* The task: In the listing that follows, print every line exactly and leave the images out.
>>>>>
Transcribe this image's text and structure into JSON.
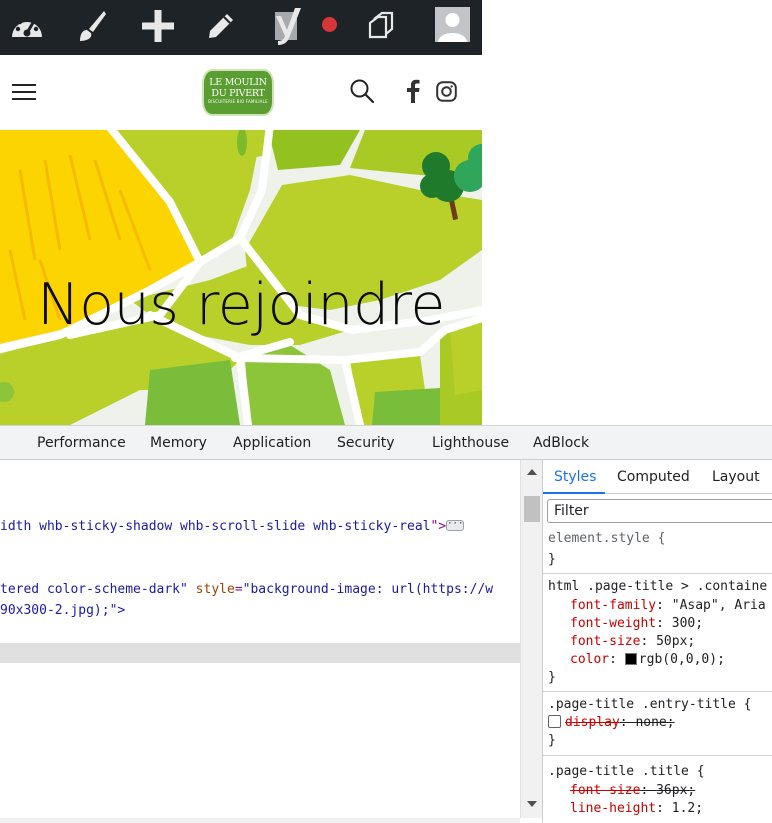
{
  "site": {
    "logo": {
      "line1": "LE MOULIN",
      "line2": "DU PIVERT",
      "line3": "BISCUITERIE BIO FAMILIALE"
    },
    "hero_title": "Nous rejoindre"
  },
  "admin_bar": {
    "icons": [
      "dashboard-icon",
      "paintbrush-icon",
      "plus-icon",
      "pencil-icon",
      "yoast-icon",
      "status-dot",
      "copy-icon",
      "avatar"
    ],
    "status_dot_color": "#d63638"
  },
  "devtools": {
    "tabs": [
      "Performance",
      "Memory",
      "Application",
      "Security",
      "Lighthouse",
      "AdBlock"
    ],
    "elements": {
      "line1": {
        "text": "idth whb-sticky-shadow whb-scroll-slide whb-sticky-real",
        "close": "\">"
      },
      "line2": {
        "pre": "tered color-scheme-dark\" ",
        "attr": "style",
        "eq": "=",
        "val": "\"background-image: url(https://w"
      },
      "line3": {
        "text": "90x300-2.jpg);\">"
      }
    },
    "styles_tabs": [
      "Styles",
      "Computed",
      "Layout"
    ],
    "filter_placeholder": "Filter",
    "rules": {
      "r1": {
        "selector": "element.style {",
        "close": "}"
      },
      "r2": {
        "selector": "html .page-title > .containe",
        "props": [
          {
            "name": "font-family",
            "value": "\"Asap\", Aria"
          },
          {
            "name": "font-weight",
            "value": "300;"
          },
          {
            "name": "font-size",
            "value": "50px;"
          },
          {
            "name": "color",
            "value": "rgb(0,0,0);"
          }
        ],
        "close": "}"
      },
      "r3": {
        "selector": ".page-title .entry-title {",
        "prop": "display",
        "value": "none;",
        "close": "}"
      },
      "r4": {
        "selector": ".page-title .title {",
        "props": [
          {
            "name": "font-size",
            "value": "36px;"
          },
          {
            "name": "line-height",
            "value": "1.2;"
          }
        ],
        "close": "}"
      }
    }
  }
}
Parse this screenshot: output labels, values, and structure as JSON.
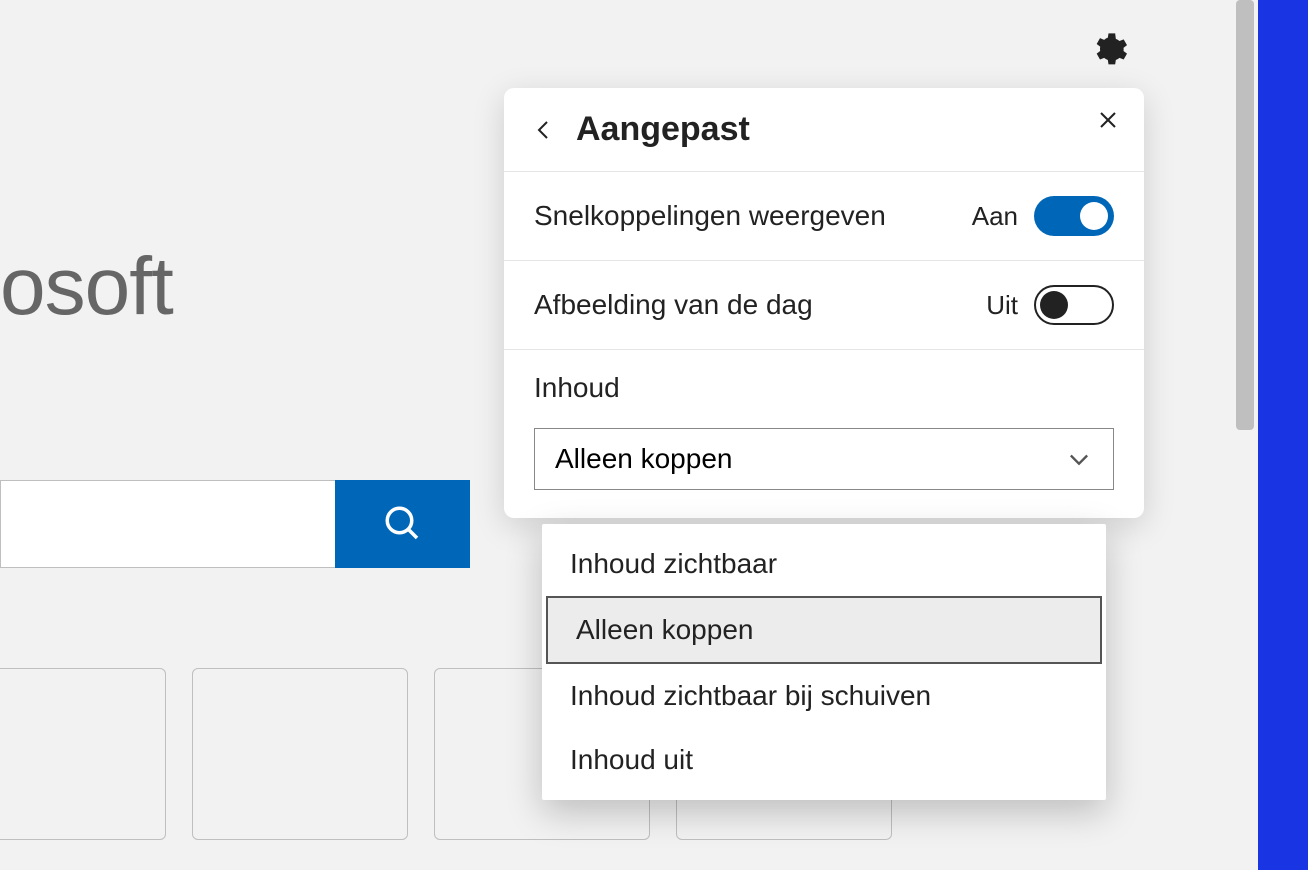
{
  "background": {
    "brand_fragment": "osoft"
  },
  "panel": {
    "title": "Aangepast",
    "shortcuts": {
      "label": "Snelkoppelingen weergeven",
      "state": "Aan"
    },
    "daily_image": {
      "label": "Afbeelding van de dag",
      "state": "Uit"
    },
    "content": {
      "label": "Inhoud",
      "selected": "Alleen koppen",
      "options": [
        "Inhoud zichtbaar",
        "Alleen koppen",
        "Inhoud zichtbaar bij schuiven",
        "Inhoud uit"
      ]
    }
  }
}
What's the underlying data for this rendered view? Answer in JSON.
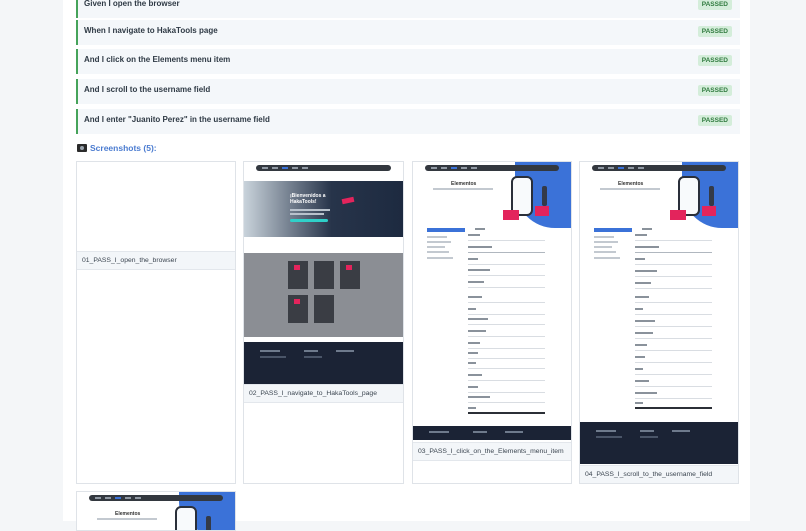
{
  "steps": [
    {
      "text": "Given I open the browser",
      "status": "PASSED"
    },
    {
      "text": "When I navigate to HakaTools page",
      "status": "PASSED"
    },
    {
      "text": "And I click on the Elements menu item",
      "status": "PASSED"
    },
    {
      "text": "And I scroll to the username field",
      "status": "PASSED"
    },
    {
      "text": "And I enter \"Juanito Perez\" in the username field",
      "status": "PASSED"
    }
  ],
  "screenshots_title": "Screenshots (5):",
  "screenshots": [
    {
      "caption": "01_PASS_I_open_the_browser"
    },
    {
      "caption": "02_PASS_I_navigate_to_HakaTools_page",
      "hero_title": "¡Bienvenidos a HakaTools!"
    },
    {
      "caption": "03_PASS_I_click_on_the_Elements_menu_item",
      "heading": "Elementos"
    },
    {
      "caption": "04_PASS_I_scroll_to_the_username_field",
      "heading": "Elementos"
    },
    {
      "caption": "",
      "heading": "Elementos"
    }
  ],
  "colors": {
    "passed_bg": "#d4edda",
    "passed_text": "#2f7a3e",
    "accent": "#4a7bd0",
    "step_border": "#46a35a"
  }
}
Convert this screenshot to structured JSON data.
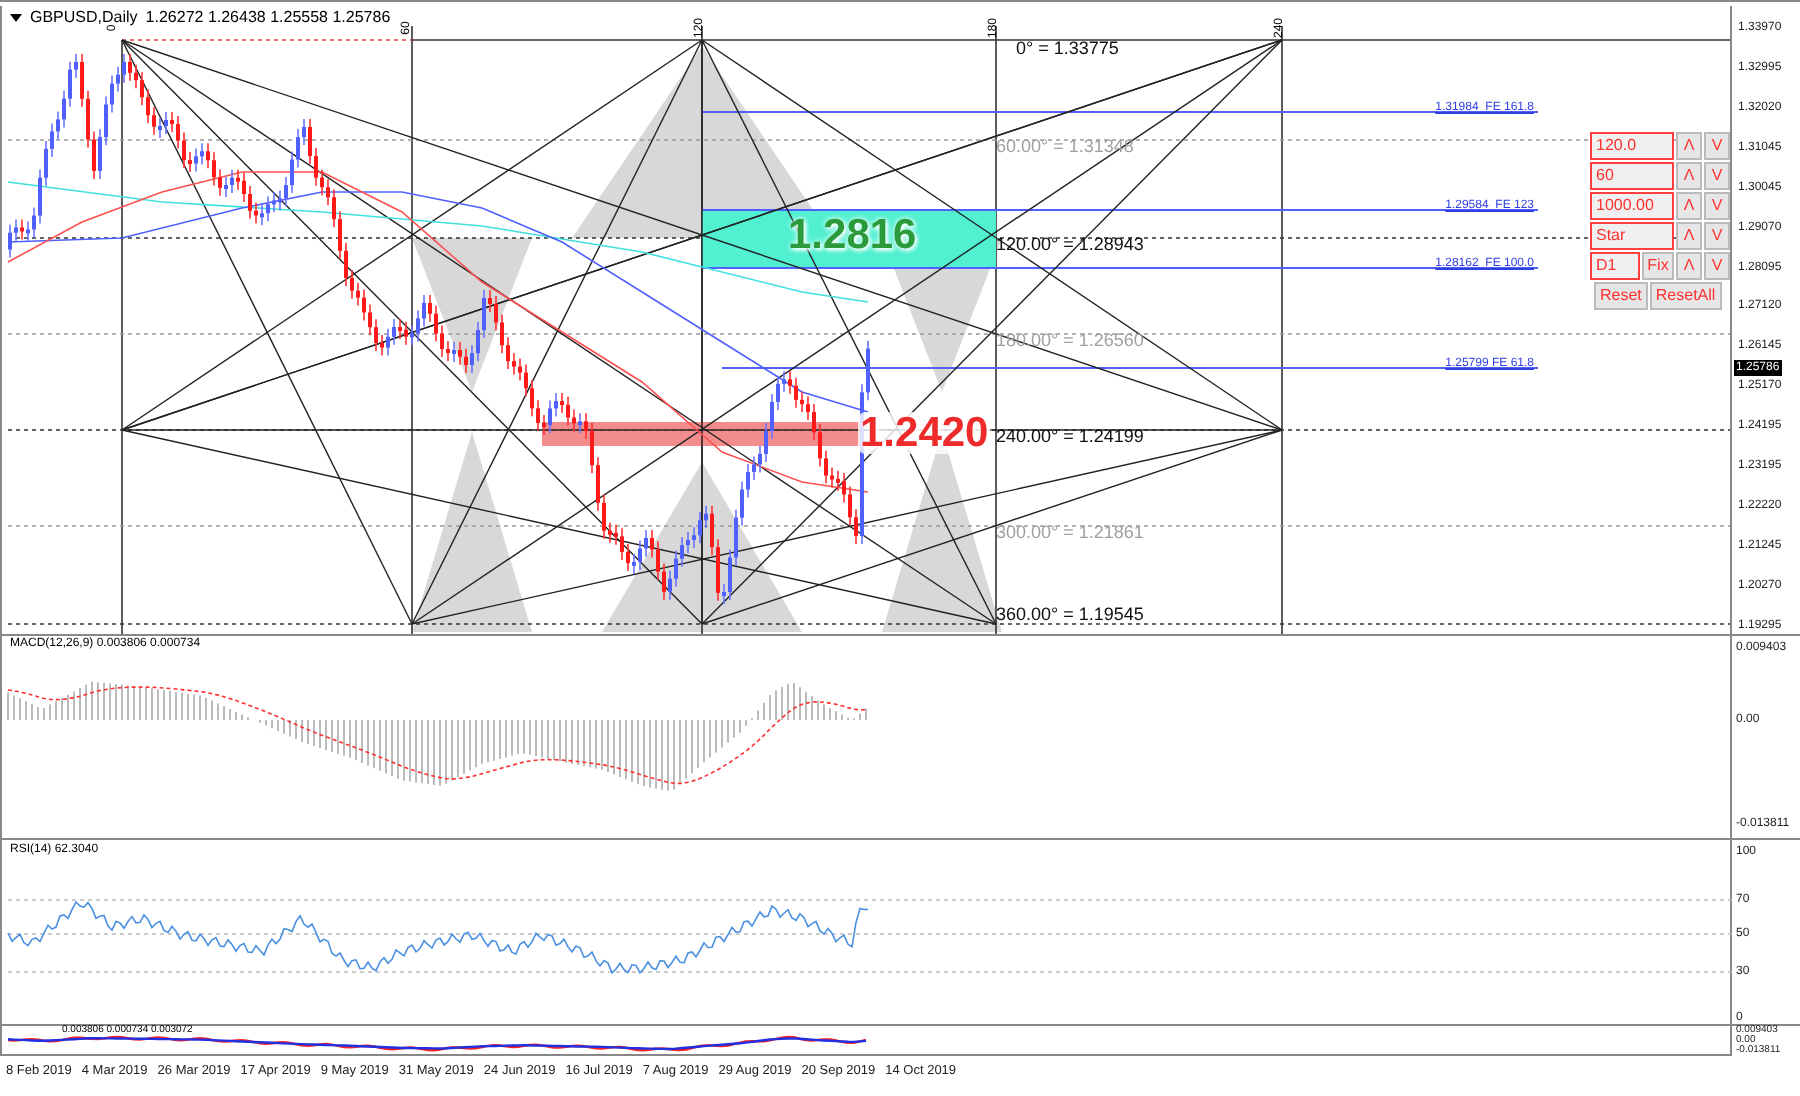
{
  "header": {
    "symbol": "GBPUSD,Daily",
    "quote": "1.26272 1.26438 1.25558 1.25786"
  },
  "gann_marks": [
    "0",
    "60",
    "120",
    "180",
    "240"
  ],
  "angle_levels": [
    {
      "text": "0° = 1.33775",
      "muted": false
    },
    {
      "text": "60.00° = 1.31348",
      "muted": true
    },
    {
      "text": "120.00° = 1.28943",
      "muted": false
    },
    {
      "text": "180.00° = 1.26560",
      "muted": true
    },
    {
      "text": "240.00° = 1.24199",
      "muted": false
    },
    {
      "text": "300.00° = 1.21861",
      "muted": true
    },
    {
      "text": "360.00° = 1.19545",
      "muted": false
    }
  ],
  "fe_levels": [
    "1.31984  FE 161.8",
    "1.29584  FE 123",
    "1.28162  FE 100.0",
    "1.25799 FE 61.8"
  ],
  "zones": [
    {
      "text": "1.2816",
      "kind": "resistance"
    },
    {
      "text": "1.2420",
      "kind": "support"
    }
  ],
  "control_panel": {
    "rows": [
      {
        "value": "120.0",
        "up": "Λ",
        "down": "V"
      },
      {
        "value": "60",
        "up": "Λ",
        "down": "V"
      },
      {
        "value": "1000.00",
        "up": "Λ",
        "down": "V"
      },
      {
        "value": "Star",
        "up": "Λ",
        "down": "V"
      },
      {
        "value": "D1",
        "fix": "Fix",
        "up": "Λ",
        "down": "V"
      }
    ],
    "buttons": [
      "Reset",
      "ResetAll"
    ]
  },
  "price_axis": {
    "labels": [
      "1.33970",
      "1.32995",
      "1.32020",
      "1.31045",
      "1.30045",
      "1.29070",
      "1.28095",
      "1.27120",
      "1.26145",
      "1.25170",
      "1.24195",
      "1.23195",
      "1.22220",
      "1.21245",
      "1.20270",
      "1.19295"
    ],
    "current": "1.25786"
  },
  "macd": {
    "label": "MACD(12,26,9) 0.003806 0.000734",
    "axis": [
      "0.009403",
      "0.00",
      "-0.013811"
    ]
  },
  "rsi": {
    "label": "RSI(14) 62.3040",
    "axis": [
      "100",
      "70",
      "50",
      "30",
      "0"
    ]
  },
  "oscillator": {
    "label": "0.003806 0.000734 0.003072",
    "axis": [
      "0.009403",
      "0.00",
      "-0.013811"
    ]
  },
  "dates": [
    "8 Feb 2019",
    "4 Mar 2019",
    "26 Mar 2019",
    "17 Apr 2019",
    "9 May 2019",
    "31 May 2019",
    "24 Jun 2019",
    "16 Jul 2019",
    "7 Aug 2019",
    "29 Aug 2019",
    "20 Sep 2019",
    "14 Oct 2019"
  ]
}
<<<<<
* Result of the task:
Transcribe this image's text and structure into JSON.
{
  "site": {
    "logo": {
      "line1": "LE MOULIN",
      "line2": "DU PIVERT",
      "line3": "BISCUITERIE BIO FAMILIALE"
    },
    "hero_title": "Nous rejoindre"
  },
  "admin_bar": {
    "icons": [
      "dashboard-icon",
      "paintbrush-icon",
      "plus-icon",
      "pencil-icon",
      "yoast-icon",
      "status-dot",
      "copy-icon",
      "avatar"
    ],
    "status_dot_color": "#d63638"
  },
  "devtools": {
    "tabs": [
      "Performance",
      "Memory",
      "Application",
      "Security",
      "Lighthouse",
      "AdBlock"
    ],
    "elements": {
      "line1": {
        "text": "idth whb-sticky-shadow whb-scroll-slide whb-sticky-real",
        "close": "\">"
      },
      "line2": {
        "pre": "tered color-scheme-dark\" ",
        "attr": "style",
        "eq": "=",
        "val": "\"background-image: url(https://w"
      },
      "line3": {
        "text": "90x300-2.jpg);\">"
      }
    },
    "styles_tabs": [
      "Styles",
      "Computed",
      "Layout"
    ],
    "filter_placeholder": "Filter",
    "rules": {
      "r1": {
        "selector": "element.style {",
        "close": "}"
      },
      "r2": {
        "selector": "html .page-title > .containe",
        "props": [
          {
            "name": "font-family",
            "value": "\"Asap\", Aria"
          },
          {
            "name": "font-weight",
            "value": "300;"
          },
          {
            "name": "font-size",
            "value": "50px;"
          },
          {
            "name": "color",
            "value": "rgb(0,0,0);"
          }
        ],
        "close": "}"
      },
      "r3": {
        "selector": ".page-title .entry-title {",
        "prop": "display",
        "value": "none;",
        "close": "}"
      },
      "r4": {
        "selector": ".page-title .title {",
        "props": [
          {
            "name": "font-size",
            "value": "36px;"
          },
          {
            "name": "line-height",
            "value": "1.2;"
          }
        ],
        "close": "}"
      }
    }
  }
}
Parse this screenshot: output labels, values, and structure as JSON.
{
  "background": {
    "brand_fragment": "osoft"
  },
  "panel": {
    "title": "Aangepast",
    "shortcuts": {
      "label": "Snelkoppelingen weergeven",
      "state": "Aan"
    },
    "daily_image": {
      "label": "Afbeelding van de dag",
      "state": "Uit"
    },
    "content": {
      "label": "Inhoud",
      "selected": "Alleen koppen",
      "options": [
        "Inhoud zichtbaar",
        "Alleen koppen",
        "Inhoud zichtbaar bij schuiven",
        "Inhoud uit"
      ]
    }
  }
}
What's the underlying data for this rendered view? Answer in JSON.
{
  "steps": [
    {
      "text": "Given I open the browser",
      "status": "PASSED"
    },
    {
      "text": "When I navigate to HakaTools page",
      "status": "PASSED"
    },
    {
      "text": "And I click on the Elements menu item",
      "status": "PASSED"
    },
    {
      "text": "And I scroll to the username field",
      "status": "PASSED"
    },
    {
      "text": "And I enter \"Juanito Perez\" in the username field",
      "status": "PASSED"
    }
  ],
  "screenshots_title": "Screenshots (5):",
  "screenshots": [
    {
      "caption": "01_PASS_I_open_the_browser"
    },
    {
      "caption": "02_PASS_I_navigate_to_HakaTools_page",
      "hero_title": "¡Bienvenidos a HakaTools!"
    },
    {
      "caption": "03_PASS_I_click_on_the_Elements_menu_item",
      "heading": "Elementos"
    },
    {
      "caption": "04_PASS_I_scroll_to_the_username_field",
      "heading": "Elementos"
    },
    {
      "caption": "",
      "heading": "Elementos"
    }
  ],
  "colors": {
    "passed_bg": "#d4edda",
    "passed_text": "#2f7a3e",
    "accent": "#4a7bd0",
    "step_border": "#46a35a"
  }
}
Convert this screenshot to structured JSON data.
{
  "header": {
    "symbol": "GBPUSD,Daily",
    "quote": "1.26272 1.26438 1.25558 1.25786"
  },
  "gann_marks": [
    "0",
    "60",
    "120",
    "180",
    "240"
  ],
  "angle_levels": [
    {
      "text": "0° = 1.33775",
      "muted": false
    },
    {
      "text": "60.00° = 1.31348",
      "muted": true
    },
    {
      "text": "120.00° = 1.28943",
      "muted": false
    },
    {
      "text": "180.00° = 1.26560",
      "muted": true
    },
    {
      "text": "240.00° = 1.24199",
      "muted": false
    },
    {
      "text": "300.00° = 1.21861",
      "muted": true
    },
    {
      "text": "360.00° = 1.19545",
      "muted": false
    }
  ],
  "fe_levels": [
    "1.31984  FE 161.8",
    "1.29584  FE 123",
    "1.28162  FE 100.0",
    "1.25799 FE 61.8"
  ],
  "zones": [
    {
      "text": "1.2816",
      "kind": "resistance"
    },
    {
      "text": "1.2420",
      "kind": "support"
    }
  ],
  "control_panel": {
    "rows": [
      {
        "value": "120.0",
        "up": "Λ",
        "down": "V"
      },
      {
        "value": "60",
        "up": "Λ",
        "down": "V"
      },
      {
        "value": "1000.00",
        "up": "Λ",
        "down": "V"
      },
      {
        "value": "Star",
        "up": "Λ",
        "down": "V"
      },
      {
        "value": "D1",
        "fix": "Fix",
        "up": "Λ",
        "down": "V"
      }
    ],
    "buttons": [
      "Reset",
      "ResetAll"
    ]
  },
  "price_axis": {
    "labels": [
      "1.33970",
      "1.32995",
      "1.32020",
      "1.31045",
      "1.30045",
      "1.29070",
      "1.28095",
      "1.27120",
      "1.26145",
      "1.25170",
      "1.24195",
      "1.23195",
      "1.22220",
      "1.21245",
      "1.20270",
      "1.19295"
    ],
    "current": "1.25786"
  },
  "macd": {
    "label": "MACD(12,26,9) 0.003806 0.000734",
    "axis": [
      "0.009403",
      "0.00",
      "-0.013811"
    ]
  },
  "rsi": {
    "label": "RSI(14) 62.3040",
    "axis": [
      "100",
      "70",
      "50",
      "30",
      "0"
    ]
  },
  "oscillator": {
    "label": "0.003806 0.000734 0.003072",
    "axis": [
      "0.009403",
      "0.00",
      "-0.013811"
    ]
  },
  "dates": [
    "8 Feb 2019",
    "4 Mar 2019",
    "26 Mar 2019",
    "17 Apr 2019",
    "9 May 2019",
    "31 May 2019",
    "24 Jun 2019",
    "16 Jul 2019",
    "7 Aug 2019",
    "29 Aug 2019",
    "20 Sep 2019",
    "14 Oct 2019"
  ]
}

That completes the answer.